WHAT NEEDS TO BE DONE –
Each line of the records that holds the word "this" should be copied out.

*** Opening of DATA SUPPLIED ***

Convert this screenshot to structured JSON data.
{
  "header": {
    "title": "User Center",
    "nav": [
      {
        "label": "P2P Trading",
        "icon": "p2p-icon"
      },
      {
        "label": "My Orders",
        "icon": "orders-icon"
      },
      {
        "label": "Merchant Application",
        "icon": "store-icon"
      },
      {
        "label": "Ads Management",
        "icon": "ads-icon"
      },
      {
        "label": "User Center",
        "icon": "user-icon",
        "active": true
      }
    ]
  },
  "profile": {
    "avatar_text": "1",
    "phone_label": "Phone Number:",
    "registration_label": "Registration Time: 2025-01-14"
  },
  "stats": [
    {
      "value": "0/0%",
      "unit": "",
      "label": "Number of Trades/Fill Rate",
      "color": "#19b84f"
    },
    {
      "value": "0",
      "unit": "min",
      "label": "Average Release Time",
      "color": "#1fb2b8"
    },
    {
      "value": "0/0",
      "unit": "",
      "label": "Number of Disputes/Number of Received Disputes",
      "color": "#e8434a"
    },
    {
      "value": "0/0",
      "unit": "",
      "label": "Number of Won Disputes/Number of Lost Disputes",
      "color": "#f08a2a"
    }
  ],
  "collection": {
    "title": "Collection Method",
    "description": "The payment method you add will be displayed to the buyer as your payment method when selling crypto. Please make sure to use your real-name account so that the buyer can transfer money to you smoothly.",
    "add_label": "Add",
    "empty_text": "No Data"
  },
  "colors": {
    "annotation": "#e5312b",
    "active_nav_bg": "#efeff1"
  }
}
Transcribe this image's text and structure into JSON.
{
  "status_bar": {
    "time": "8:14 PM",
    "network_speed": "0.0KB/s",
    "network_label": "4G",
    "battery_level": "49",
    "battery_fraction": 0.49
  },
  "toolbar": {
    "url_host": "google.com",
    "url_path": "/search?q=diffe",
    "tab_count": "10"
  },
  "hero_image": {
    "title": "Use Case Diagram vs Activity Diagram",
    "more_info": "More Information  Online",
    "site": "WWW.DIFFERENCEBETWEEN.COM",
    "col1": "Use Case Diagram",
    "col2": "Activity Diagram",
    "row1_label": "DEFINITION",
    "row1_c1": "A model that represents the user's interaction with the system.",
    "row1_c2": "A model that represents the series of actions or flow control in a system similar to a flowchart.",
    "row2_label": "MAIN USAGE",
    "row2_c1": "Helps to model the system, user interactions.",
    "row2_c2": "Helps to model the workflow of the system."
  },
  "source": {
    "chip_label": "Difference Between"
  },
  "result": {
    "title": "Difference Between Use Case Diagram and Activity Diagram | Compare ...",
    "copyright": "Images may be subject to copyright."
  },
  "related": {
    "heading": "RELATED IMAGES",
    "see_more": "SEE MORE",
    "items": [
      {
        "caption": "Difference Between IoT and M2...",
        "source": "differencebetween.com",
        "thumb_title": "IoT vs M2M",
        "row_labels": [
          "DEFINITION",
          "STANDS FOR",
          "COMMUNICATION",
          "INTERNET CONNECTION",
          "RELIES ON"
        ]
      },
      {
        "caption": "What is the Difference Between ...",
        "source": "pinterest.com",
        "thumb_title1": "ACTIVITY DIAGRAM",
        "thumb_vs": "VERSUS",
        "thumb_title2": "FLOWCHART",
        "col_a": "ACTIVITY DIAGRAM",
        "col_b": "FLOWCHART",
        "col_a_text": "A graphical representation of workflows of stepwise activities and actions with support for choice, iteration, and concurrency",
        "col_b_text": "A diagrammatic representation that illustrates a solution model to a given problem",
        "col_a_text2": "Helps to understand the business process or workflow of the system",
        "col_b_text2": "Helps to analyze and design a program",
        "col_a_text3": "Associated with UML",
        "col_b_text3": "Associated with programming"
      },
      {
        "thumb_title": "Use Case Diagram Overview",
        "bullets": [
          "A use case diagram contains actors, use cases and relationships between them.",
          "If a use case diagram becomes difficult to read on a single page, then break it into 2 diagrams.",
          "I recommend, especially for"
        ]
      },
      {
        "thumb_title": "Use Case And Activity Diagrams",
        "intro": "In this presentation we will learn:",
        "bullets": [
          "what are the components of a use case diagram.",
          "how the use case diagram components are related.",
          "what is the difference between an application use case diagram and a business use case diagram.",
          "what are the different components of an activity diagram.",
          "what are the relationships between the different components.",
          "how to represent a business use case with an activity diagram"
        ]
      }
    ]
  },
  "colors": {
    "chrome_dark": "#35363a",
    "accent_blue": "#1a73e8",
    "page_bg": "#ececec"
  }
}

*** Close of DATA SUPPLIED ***

ANSWER –
Convert this screenshot to structured JSON data.
Transcribe this image's text and structure into JSON.
        "intro": "In this presentation we will learn:",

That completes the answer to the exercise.